Not all injuries that people suffer on the job involve dramatic accidents with malfunctioning machinery. Sometimes, it is just the daily performance of your job responsibilities that will cause a serious injury.
Repetitive motion injuries, sometimes also referred to as cumulative trauma, involve damage to the musculoskeletal system caused by performing the same actions or tasks over and over. There are many different careers that can put someone at risk of developing a repetitive motion injury because of their job responsibilities.
What kind of jobs can result in repetitive motion injuries?
As you could probably guess, needing to twist, list, squat or turn at work over and over during your day could result in injury to the body parts doing all of that moving.

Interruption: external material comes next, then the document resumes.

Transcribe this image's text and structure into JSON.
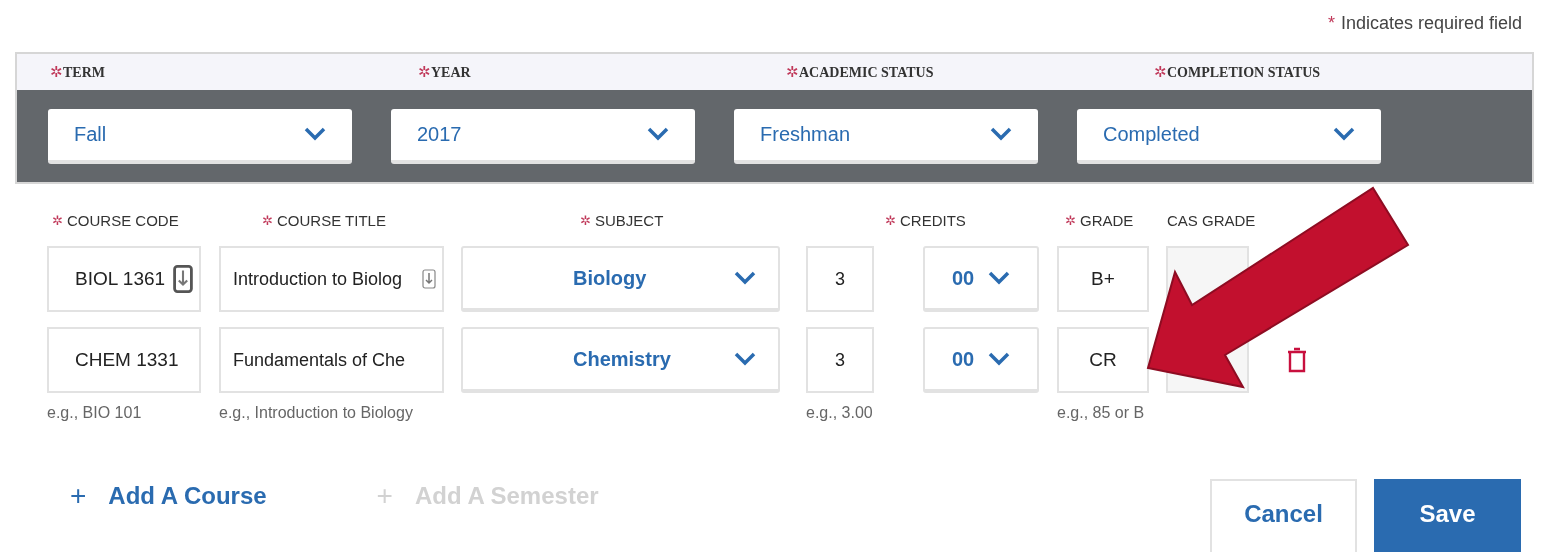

Workers who have to lift significant weights over and over could develop injuries to their backs or knees. Workers who have to twist or turn from one station to another could develop injuries in their back, shoulders or neck. Those who grip a steering wheel or type all day could it develop injuries to their hands or arm.
Careers associated with repetitive motion injuries, such as carpal tunnel, include:
- Professional drivers
- Office workers
- Factory workers
- Cooks working in a high-volume environment
- Medical staff that must lift or move patients
- Anyone who does the same task for extended periods on the job
What happens after a repetitive motion injury?
Recognizing the signs of a repetitive motion injury is the first step toward healing. Generally, you will have to rest the affected body part. In some cases, surgery, medication or physical therapy can facilitate someone’s recovery.
Filing a workers’ compensation claim can not only replace lost wages while you rest your injured body part, but it can also provide you with full coverage of your medical expenses.